(Stored items)
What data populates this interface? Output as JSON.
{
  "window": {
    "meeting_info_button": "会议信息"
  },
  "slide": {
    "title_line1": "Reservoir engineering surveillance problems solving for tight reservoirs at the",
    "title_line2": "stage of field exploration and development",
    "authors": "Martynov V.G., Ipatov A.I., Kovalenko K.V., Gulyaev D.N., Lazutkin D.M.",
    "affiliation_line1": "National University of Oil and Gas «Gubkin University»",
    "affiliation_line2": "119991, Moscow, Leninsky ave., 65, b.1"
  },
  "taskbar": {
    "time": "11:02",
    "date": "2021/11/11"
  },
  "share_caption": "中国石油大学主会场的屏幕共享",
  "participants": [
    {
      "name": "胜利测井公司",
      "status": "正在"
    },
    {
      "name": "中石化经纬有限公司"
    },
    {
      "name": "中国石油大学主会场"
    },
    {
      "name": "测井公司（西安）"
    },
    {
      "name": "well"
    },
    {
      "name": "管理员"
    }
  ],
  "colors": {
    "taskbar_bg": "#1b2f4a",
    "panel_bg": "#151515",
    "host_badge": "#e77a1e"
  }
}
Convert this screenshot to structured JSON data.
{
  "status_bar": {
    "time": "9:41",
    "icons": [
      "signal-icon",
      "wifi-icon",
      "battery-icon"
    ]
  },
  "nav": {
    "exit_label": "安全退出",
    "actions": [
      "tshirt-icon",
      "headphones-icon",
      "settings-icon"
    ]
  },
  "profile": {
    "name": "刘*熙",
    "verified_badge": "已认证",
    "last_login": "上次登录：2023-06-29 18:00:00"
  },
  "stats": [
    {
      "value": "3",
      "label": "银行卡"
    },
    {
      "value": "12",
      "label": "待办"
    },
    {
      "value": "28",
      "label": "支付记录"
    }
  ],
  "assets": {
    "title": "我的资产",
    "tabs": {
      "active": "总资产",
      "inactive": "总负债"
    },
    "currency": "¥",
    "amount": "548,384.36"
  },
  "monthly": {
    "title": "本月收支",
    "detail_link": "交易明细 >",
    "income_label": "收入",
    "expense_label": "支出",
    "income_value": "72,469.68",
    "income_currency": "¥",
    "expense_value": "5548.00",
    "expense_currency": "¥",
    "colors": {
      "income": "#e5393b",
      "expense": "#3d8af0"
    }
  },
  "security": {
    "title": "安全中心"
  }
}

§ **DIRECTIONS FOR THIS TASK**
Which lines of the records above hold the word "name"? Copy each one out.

§ **OUTPUT OF THE EXERCISE**
      "name": "胜利测井公司",
      "name": "中石化经纬有限公司"
      "name": "中国石油大学主会场"
      "name": "测井公司（西安）"
      "name": "well"
      "name": "管理员"
    "name": "刘*熙",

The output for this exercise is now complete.